Records from a data source:

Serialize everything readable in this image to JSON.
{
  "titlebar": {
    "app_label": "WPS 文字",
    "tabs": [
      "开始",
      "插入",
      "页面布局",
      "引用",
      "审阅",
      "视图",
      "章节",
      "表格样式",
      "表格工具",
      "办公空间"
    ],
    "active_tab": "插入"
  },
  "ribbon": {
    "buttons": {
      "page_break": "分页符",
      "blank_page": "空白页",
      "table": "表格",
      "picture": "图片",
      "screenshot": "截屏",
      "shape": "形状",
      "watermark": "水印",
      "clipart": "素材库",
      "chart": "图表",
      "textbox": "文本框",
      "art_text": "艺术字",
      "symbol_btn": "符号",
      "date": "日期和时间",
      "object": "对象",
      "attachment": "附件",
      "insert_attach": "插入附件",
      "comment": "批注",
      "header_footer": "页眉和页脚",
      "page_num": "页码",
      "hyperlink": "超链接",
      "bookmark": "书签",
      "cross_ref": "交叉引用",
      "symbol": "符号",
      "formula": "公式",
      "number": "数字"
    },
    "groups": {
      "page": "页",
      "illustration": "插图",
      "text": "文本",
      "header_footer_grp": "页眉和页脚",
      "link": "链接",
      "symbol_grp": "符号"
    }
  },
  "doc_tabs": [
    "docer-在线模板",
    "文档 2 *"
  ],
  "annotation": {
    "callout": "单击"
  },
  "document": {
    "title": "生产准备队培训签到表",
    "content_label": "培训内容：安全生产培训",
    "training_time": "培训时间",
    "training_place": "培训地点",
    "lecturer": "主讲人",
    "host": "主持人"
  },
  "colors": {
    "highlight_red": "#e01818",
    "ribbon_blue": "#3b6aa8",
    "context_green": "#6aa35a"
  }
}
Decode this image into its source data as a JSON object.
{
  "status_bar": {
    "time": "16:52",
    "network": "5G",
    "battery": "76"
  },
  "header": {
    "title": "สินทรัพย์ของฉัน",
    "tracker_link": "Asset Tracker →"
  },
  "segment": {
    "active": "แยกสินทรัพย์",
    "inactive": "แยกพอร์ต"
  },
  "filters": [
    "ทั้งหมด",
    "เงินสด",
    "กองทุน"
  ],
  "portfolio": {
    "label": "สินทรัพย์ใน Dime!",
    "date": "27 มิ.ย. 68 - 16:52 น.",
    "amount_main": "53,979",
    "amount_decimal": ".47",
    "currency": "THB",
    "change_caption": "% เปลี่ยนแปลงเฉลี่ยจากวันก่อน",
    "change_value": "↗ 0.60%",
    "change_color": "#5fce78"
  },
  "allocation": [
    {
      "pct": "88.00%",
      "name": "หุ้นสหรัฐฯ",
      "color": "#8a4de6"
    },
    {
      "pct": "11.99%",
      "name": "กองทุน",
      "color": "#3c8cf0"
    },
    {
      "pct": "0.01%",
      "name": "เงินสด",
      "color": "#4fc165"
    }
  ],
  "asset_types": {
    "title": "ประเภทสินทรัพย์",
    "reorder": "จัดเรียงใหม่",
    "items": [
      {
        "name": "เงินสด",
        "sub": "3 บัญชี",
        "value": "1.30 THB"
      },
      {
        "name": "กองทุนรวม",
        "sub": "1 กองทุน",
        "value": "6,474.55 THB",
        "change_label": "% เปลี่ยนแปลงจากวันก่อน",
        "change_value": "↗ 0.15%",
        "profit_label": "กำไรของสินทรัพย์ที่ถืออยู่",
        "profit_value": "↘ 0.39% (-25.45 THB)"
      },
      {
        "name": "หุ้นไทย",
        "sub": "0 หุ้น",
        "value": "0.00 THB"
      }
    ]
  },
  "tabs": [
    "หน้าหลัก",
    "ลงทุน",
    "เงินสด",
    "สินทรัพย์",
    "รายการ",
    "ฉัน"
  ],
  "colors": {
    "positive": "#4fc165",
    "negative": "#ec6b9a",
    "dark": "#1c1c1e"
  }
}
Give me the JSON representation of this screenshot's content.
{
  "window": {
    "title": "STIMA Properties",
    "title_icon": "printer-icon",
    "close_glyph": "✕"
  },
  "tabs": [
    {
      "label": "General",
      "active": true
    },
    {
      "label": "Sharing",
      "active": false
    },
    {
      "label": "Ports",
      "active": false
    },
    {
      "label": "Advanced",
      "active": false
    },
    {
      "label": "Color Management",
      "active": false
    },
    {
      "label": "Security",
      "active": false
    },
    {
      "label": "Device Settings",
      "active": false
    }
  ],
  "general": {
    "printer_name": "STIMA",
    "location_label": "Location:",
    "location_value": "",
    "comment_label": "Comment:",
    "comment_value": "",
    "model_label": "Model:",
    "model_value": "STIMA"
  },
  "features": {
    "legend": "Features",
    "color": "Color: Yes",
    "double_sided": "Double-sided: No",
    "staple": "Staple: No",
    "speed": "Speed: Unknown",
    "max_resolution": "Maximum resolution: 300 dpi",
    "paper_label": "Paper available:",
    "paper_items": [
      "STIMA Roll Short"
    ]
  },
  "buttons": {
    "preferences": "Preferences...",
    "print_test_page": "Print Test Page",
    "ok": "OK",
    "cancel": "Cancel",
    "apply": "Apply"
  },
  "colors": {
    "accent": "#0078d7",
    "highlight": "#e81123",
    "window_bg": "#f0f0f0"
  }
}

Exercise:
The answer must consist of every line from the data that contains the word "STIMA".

Your solution:
    "title": "STIMA Properties",
    "printer_name": "STIMA",
    "model_value": "STIMA"
      "STIMA Roll Short"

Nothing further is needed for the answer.